Records from a collection:
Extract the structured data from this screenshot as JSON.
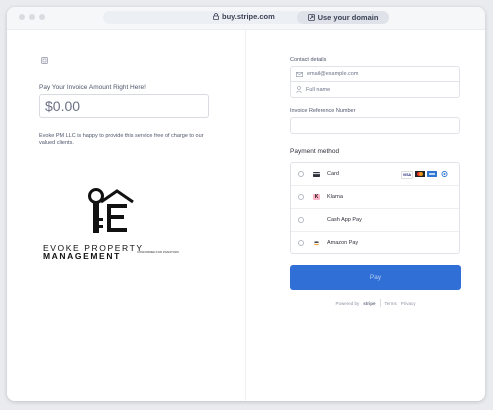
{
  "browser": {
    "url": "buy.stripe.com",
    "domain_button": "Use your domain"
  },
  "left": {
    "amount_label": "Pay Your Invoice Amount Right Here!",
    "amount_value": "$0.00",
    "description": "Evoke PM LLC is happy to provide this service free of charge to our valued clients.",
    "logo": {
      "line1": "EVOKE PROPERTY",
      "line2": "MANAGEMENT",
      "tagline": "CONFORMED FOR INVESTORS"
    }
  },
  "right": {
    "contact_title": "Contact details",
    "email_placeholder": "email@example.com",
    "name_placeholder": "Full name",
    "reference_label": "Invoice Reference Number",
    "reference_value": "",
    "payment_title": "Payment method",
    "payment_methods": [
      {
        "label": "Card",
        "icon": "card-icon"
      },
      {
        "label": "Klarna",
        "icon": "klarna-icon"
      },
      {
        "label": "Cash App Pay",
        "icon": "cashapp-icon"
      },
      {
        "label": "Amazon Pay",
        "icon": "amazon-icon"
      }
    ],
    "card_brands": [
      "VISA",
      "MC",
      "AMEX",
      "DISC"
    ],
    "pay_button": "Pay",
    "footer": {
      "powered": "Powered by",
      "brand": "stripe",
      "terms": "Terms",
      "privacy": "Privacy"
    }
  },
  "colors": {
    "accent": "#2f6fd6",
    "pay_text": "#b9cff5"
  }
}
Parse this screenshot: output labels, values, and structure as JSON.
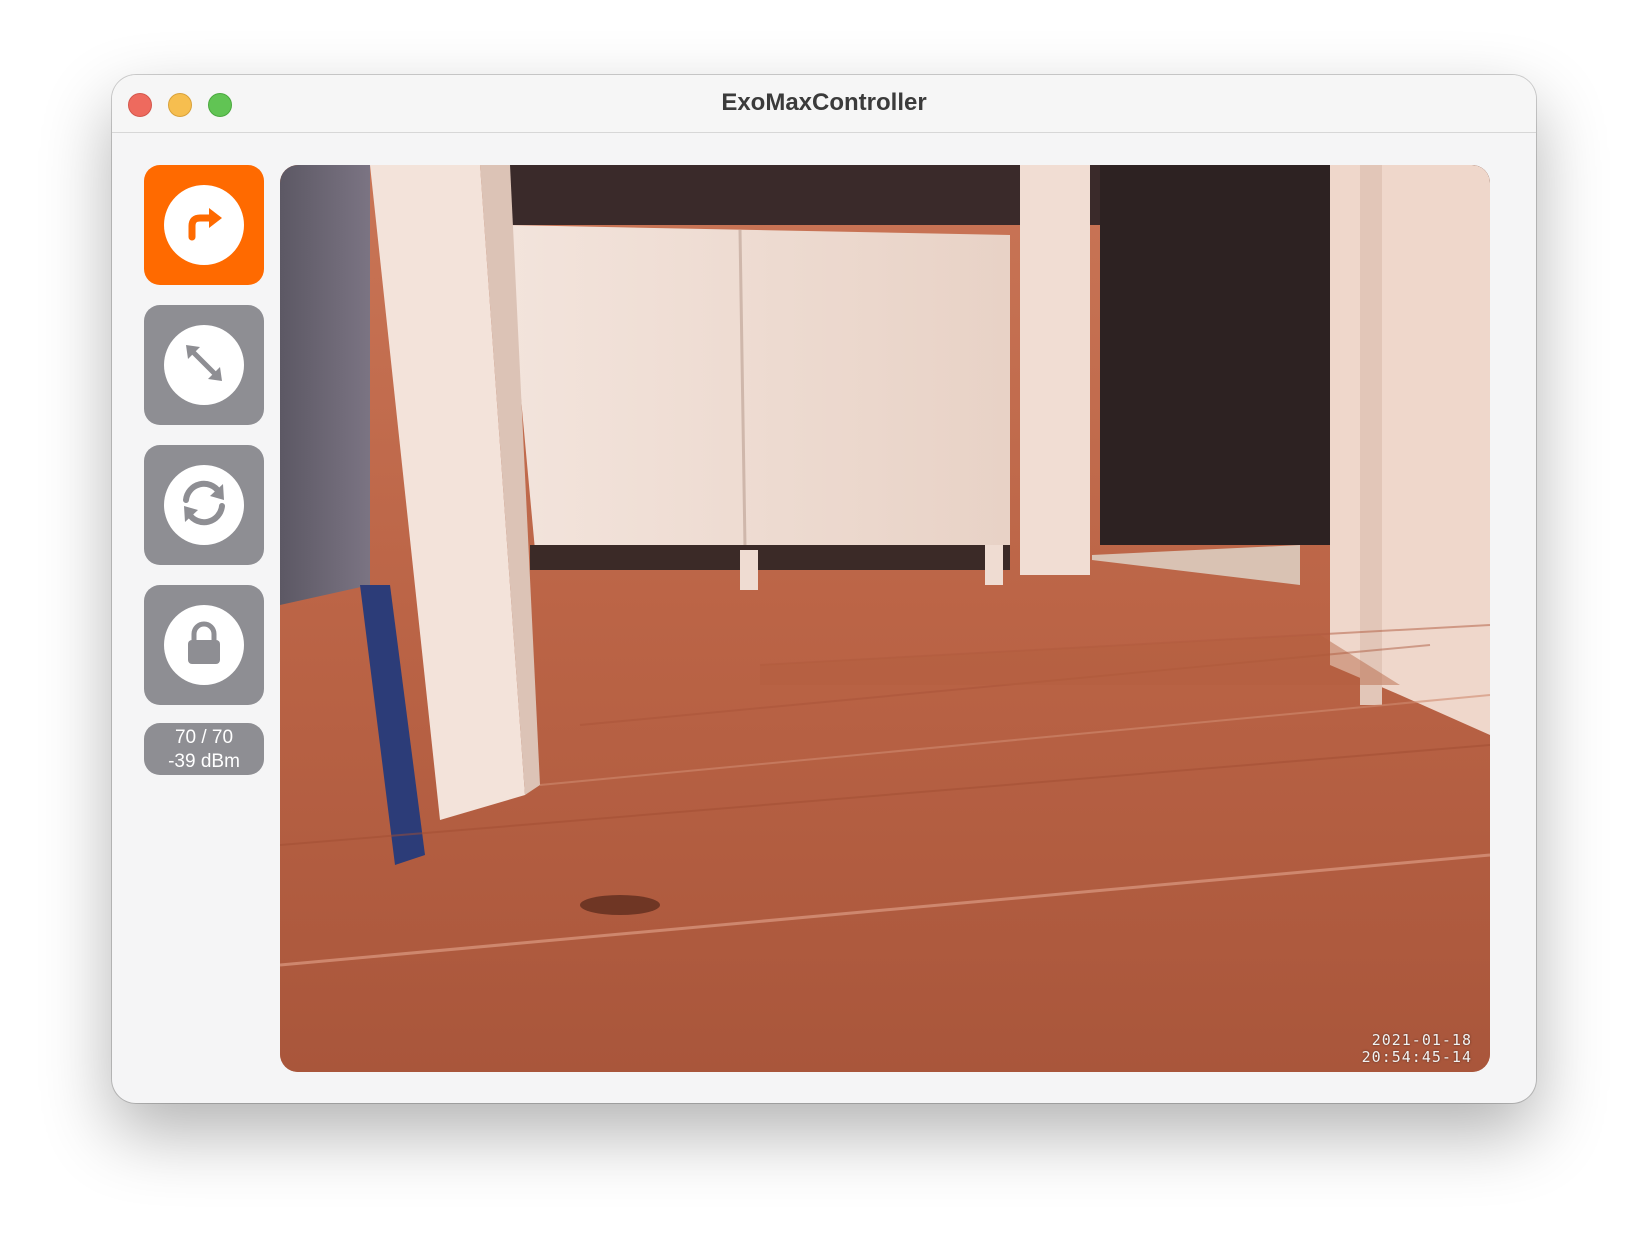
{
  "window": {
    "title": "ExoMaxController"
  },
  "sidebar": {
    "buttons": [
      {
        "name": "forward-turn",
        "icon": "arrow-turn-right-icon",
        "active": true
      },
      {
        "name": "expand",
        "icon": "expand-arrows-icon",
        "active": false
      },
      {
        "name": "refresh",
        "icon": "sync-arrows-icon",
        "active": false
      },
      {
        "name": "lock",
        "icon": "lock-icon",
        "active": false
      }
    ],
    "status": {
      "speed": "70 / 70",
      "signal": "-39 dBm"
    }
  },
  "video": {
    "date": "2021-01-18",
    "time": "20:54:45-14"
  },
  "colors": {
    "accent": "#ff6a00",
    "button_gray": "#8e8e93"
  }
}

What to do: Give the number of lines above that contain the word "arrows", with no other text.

Solution to the exercise: 2